In some areas, however, the constitution is unarguably ground-breaking. “We got pretty much everything we campaigned for,” says feminist activist Vivaldi: “That was something we never expected.” As a result, Chile could become the first country in the world with a 50% quota for women, not just in parliament but across the state’s decision-making apparatus. A constitutional right to abortion would be equally unprecedented, and in a country that currently has some of the most restrictive abortion laws in South America. For the first time, Chile would be recognised as a plurinational state, with Indigenous communities gaining some autonomy and power. Ecological sustainability would be written into the country’s DNA.
Proponents of the new draft constitution are struggling because of the sheer scale and complexity of what they have to communicate. This vote is about the shifting sands of Chilean politics.
“If we go back a few years,” says Titelman, “social rights – to housing, to health, and so on – were at the top of the agenda. Now, the conversation is more about cost of living and a perception of rising crime.” In the north of the country, which has seen an influx of Venezuelan migrants in recent years, immigration continues to be the main dividing line in politics. Further south, hostility to Indigenous communities has been sharpened. “Beyond the article-by-article discussion, there is an intensifying struggle about Chilean identity – it’s culture wars, but with lots of additional context.”
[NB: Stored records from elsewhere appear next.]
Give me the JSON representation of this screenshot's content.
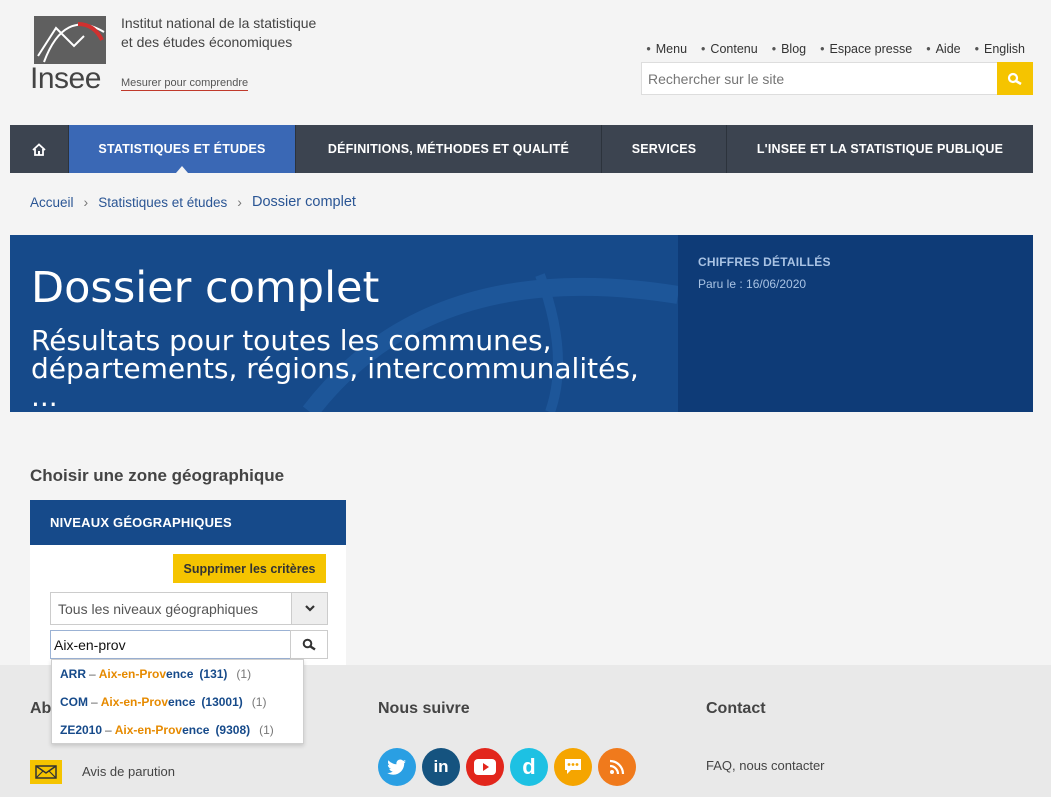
{
  "header": {
    "logo_text": "Insee",
    "org_name_line1": "Institut national de la statistique",
    "org_name_line2": "et des études économiques",
    "tagline": "Mesurer pour comprendre",
    "top_links": [
      "Menu",
      "Contenu",
      "Blog",
      "Espace presse",
      "Aide",
      "English"
    ],
    "search_placeholder": "Rechercher sur le site"
  },
  "nav": {
    "items": [
      {
        "label": "STATISTIQUES ET ÉTUDES",
        "active": true
      },
      {
        "label": "DÉFINITIONS, MÉTHODES ET QUALITÉ"
      },
      {
        "label": "SERVICES"
      },
      {
        "label": "L'INSEE ET LA STATISTIQUE PUBLIQUE"
      }
    ]
  },
  "breadcrumb": {
    "items": [
      "Accueil",
      "Statistiques et études"
    ],
    "current": "Dossier complet"
  },
  "banner": {
    "title": "Dossier complet",
    "subtitle": "Résultats pour toutes les communes, départements, régions, intercommunalités, ...",
    "category": "CHIFFRES DÉTAILLÉS",
    "date": "Paru le : 16/06/2020"
  },
  "geo": {
    "section_title": "Choisir une zone géographique",
    "panel_title": "NIVEAUX GÉOGRAPHIQUES",
    "clear_button": "Supprimer les critères",
    "level_select": "Tous les niveaux géographiques",
    "query": "Aix-en-prov",
    "suggestions": [
      {
        "code": "ARR",
        "match": "Aix-en-Prov",
        "rest": "ence",
        "id": "(131)",
        "count": "(1)"
      },
      {
        "code": "COM",
        "match": "Aix-en-Prov",
        "rest": "ence",
        "id": "(13001)",
        "count": "(1)"
      },
      {
        "code": "ZE2010",
        "match": "Aix-en-Prov",
        "rest": "ence",
        "id": "(9308)",
        "count": "(1)"
      }
    ]
  },
  "footer": {
    "col1_title": "Ab",
    "col2_title": "Nous suivre",
    "col3_title": "Contact",
    "mail_label": "Avis de parution",
    "contact_link": "FAQ, nous contacter",
    "socials": [
      "twitter",
      "linkedin",
      "youtube",
      "dailymotion",
      "blog",
      "rss"
    ]
  },
  "colors": {
    "nav_bg": "#3c4450",
    "nav_active": "#3a68b5",
    "banner": "#164a8a",
    "accent_yellow": "#f5c400",
    "highlight_orange": "#e68a00"
  }
}
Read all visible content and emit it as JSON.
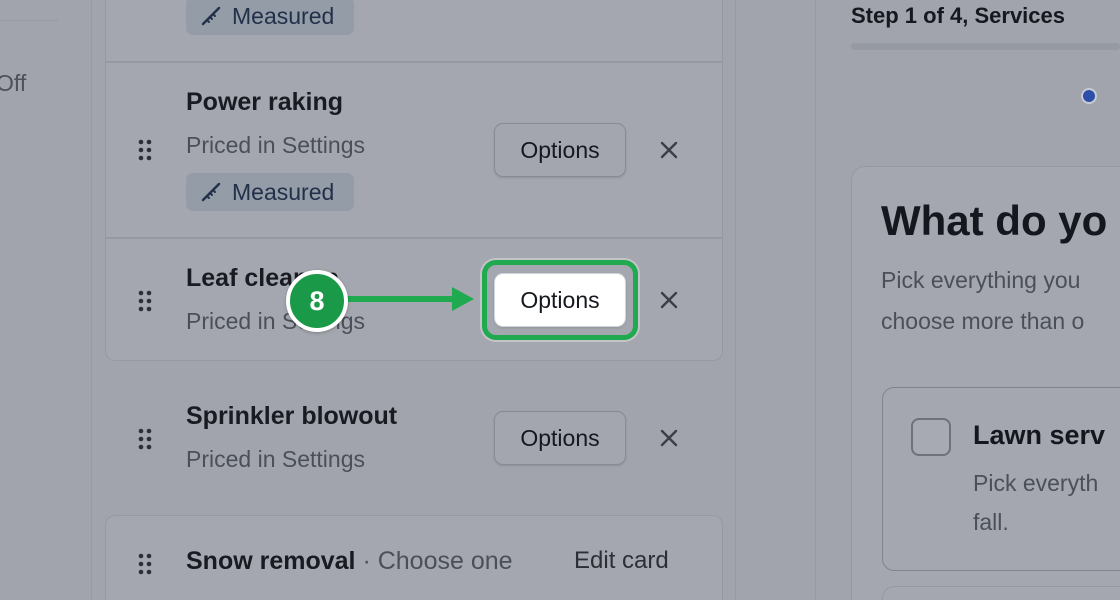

The campaign for a new constitution has, since the ‘social explosion’ of 2019, been an untameable, and to an extent leaderless, movement. It belongs to no single political organisation or ideological perspective, and its spokespeople are whoever happens to be on stage or in front of a mic – no matter their formal rank. This fact has given it a creative and authentically anti-establishment image, but it has also produced a string of absurd spectacles which the Chilean right has been adept at weaponising.
As the campaign entered its final week, one of the most talked-about events was a family-friendly approve rally in Valparaiso organised by leftwing mayor Jorge Sharp, at whichone of the scheduled acts performatively pulled an entire Chilean flag out of a fellow performer’s anal cavity. Unsurprisingly, far-right presidential candidate Jose Antonio Kast took to social media to decry the incident as “the legacy of the convention”.
Between now and Sunday, the movement for a new constitution, with all its diversity and determination, will be pitched against a stubborn status quo. The fact that voting is compulsory, with millions of people participating for the first time, adds a great deal of uncertainty, and there is no consensus among activists about which way the result will go. Victory would change Chile forever, and light a beacon for the left across the world – but it would not, on its own, stop the onward march of the identitarian far right. Defeat would be a major setback for social reform, and could even reignite the social unrest of recent years. To deliver on his promises, Boric would have to find another way to change the constitution. Either way, the fight for Chile’s soul will be far from over.
Michael Chessum is a socialist activist and writer based in London.